Word is thread and the thread is language.
A line associated to other lines.
A word once written risks becoming linear,
but word and thread exist on another dimensional plane.
Vibratory forms in space and in time.
Acts of union and separation.
The word is silence and sound.
The thread, fullness and emptiness.
The weaver sees her fiber as the poet see her word.
The thread feels the hand, as the word feels the tounge.
Structures of feeling in the double sense
of sensing and signifying,
the word and the thread feel our passing.
Is the word the conducting thread, or does thread conduct the word-
Both lead to the centre of memory, a way of uniting and connecting.
A word carries another word as thread searches for thread.
A word is pregnant with other words and a thread contains
other threads within its interior.
Metaphors in tension, the word and the thread carry us beyond
threading and speaking, to what unites us, the immortal fiber.
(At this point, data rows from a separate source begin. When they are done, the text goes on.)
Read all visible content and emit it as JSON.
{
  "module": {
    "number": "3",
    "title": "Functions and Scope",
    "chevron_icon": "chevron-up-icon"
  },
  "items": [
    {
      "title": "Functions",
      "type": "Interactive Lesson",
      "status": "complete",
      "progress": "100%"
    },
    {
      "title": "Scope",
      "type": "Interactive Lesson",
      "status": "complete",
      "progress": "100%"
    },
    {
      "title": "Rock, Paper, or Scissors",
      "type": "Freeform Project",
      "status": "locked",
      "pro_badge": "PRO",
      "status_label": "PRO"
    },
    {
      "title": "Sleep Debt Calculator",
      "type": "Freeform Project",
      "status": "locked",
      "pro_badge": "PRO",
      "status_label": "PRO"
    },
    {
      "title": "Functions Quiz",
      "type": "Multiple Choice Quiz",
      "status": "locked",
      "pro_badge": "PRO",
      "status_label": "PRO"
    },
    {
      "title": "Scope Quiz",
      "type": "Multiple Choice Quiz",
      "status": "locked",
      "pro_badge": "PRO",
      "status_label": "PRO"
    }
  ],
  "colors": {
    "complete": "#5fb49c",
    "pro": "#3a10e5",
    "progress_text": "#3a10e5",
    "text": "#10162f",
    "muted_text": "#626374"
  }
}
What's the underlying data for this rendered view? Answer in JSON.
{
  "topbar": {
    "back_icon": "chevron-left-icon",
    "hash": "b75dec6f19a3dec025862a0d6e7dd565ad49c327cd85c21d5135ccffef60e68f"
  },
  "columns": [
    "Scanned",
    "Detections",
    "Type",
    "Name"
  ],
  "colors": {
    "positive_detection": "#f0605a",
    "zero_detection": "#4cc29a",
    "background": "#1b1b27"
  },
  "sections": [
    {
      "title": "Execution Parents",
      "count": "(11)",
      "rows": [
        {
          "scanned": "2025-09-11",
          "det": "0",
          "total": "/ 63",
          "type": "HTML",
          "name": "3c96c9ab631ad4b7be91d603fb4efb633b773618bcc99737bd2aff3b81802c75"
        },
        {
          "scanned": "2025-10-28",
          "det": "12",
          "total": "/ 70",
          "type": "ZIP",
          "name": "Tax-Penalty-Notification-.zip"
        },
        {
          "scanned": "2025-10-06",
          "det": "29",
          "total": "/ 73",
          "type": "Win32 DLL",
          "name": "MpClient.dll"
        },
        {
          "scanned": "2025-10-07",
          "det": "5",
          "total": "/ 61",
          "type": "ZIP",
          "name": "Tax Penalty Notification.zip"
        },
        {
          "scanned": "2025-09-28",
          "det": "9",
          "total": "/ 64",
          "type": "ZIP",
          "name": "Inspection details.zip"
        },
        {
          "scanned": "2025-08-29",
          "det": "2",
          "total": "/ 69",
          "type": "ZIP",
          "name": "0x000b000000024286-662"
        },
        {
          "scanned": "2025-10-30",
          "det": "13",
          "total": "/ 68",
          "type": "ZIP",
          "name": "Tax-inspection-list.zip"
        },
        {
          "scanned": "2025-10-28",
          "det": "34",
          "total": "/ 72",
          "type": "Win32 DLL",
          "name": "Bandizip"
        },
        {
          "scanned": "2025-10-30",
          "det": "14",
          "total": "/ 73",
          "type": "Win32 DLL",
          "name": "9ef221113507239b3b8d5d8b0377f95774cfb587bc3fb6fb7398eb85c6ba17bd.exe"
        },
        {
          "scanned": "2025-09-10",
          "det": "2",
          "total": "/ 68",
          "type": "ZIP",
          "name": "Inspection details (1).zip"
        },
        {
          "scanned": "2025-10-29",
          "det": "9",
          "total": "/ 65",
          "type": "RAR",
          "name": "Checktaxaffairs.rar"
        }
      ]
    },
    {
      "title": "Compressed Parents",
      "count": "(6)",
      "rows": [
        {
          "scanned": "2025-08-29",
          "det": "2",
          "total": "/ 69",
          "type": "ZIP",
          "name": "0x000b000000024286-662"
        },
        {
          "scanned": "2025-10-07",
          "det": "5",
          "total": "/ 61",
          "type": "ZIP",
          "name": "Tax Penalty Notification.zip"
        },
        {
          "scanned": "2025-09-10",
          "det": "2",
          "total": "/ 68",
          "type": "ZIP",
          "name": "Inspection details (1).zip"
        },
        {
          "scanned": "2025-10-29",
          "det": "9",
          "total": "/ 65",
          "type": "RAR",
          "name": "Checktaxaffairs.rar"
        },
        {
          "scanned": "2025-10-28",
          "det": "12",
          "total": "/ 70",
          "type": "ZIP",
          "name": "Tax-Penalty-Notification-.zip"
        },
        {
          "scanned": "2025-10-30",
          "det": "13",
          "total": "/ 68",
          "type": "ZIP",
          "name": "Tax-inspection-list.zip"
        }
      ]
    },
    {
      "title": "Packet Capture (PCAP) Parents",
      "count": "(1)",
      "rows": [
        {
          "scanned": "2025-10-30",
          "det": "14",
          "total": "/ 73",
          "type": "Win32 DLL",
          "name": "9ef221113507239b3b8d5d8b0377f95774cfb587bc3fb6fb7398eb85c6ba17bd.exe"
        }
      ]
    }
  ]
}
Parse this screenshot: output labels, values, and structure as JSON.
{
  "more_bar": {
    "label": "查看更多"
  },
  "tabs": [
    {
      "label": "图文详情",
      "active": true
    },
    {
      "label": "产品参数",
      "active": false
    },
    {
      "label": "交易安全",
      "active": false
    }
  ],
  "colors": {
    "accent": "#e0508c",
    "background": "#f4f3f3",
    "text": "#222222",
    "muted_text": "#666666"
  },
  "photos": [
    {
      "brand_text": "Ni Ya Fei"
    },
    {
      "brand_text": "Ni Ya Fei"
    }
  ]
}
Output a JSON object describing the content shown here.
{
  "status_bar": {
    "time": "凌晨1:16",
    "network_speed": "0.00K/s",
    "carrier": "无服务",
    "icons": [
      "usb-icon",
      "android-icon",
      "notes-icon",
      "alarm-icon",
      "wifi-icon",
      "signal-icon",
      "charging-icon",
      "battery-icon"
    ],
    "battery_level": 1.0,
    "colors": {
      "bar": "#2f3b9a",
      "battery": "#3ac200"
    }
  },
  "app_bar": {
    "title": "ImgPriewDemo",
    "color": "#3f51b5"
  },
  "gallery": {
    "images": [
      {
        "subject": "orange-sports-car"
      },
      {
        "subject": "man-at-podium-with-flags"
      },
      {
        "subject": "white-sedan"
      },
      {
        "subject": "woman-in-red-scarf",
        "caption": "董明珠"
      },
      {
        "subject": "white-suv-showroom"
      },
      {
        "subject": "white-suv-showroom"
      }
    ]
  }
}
To speak is to thread and the thread weaves the world.
In the Andes, the language itself, Quechua, is a cord of twisted straw,
two people making love, different fibers united.
To weave a design is pallay, to raise the fibers, to pick them up.
To read in Latin is legere, to pick up.
The weaver is both weaving and writing a text
that the community can read.
An ancient textile is an alphabet of knots, colors and directions
that we can no longer read.
Today the weaving no only "represent," they themselves are
one of the being of the Andean cosmogony. (E. Zorn)
Ponchos, llijllas, aksus, winchas, chuspas and chumpis are beings
and every being who feels walks covered in signs.
"The body given entirely to the function of signifying."
A textile is "in the state of being textile": awaska.
And one word, acnanacuna designates the clothing, the language
and the instruments for sacrifice (for signifying, I would say).
And the energy of the movement has a name and a direction: lluq'i,
to the left, paña, to the right.
A direction is a meaning and the twisting of the thread
transmits knowledge and information.
The last two movements of a fiber should be in opposition:
a fiber is made of two strands lluq'i and paña.
A word is both root and suffix : two antithetical meanings in one.
The word and the thread behave as processes in the cosmos.
The process is a language and a woven design is a process re-
"An axis of reflection," says Mary Frame:
attributes are images of the fabric structure,"
The twisted strands become serpents
and the crossing of darkness and light, a diamond star.
"Sprang is a weftless technique, a reciprocal action whereby the
interworking of adjacent elements with the fingers duplicates itself
above and below the working area."
The fingers entering the weave produce in the fibres
a mirror image of its movement, a symmetry that reiterates "the concept
of complementarity that imbues Andean thought."
The thread dies when it is released, but comes alive in the
the tension gives it a heart.
Soncco, is heart and guts, stomach and conscience, memory,
judgement and reason, the wood's core, the stem's central
The word and the thread are the heart of the community.
In order to dream, the diviner sleeps on fabric made of wik'uña.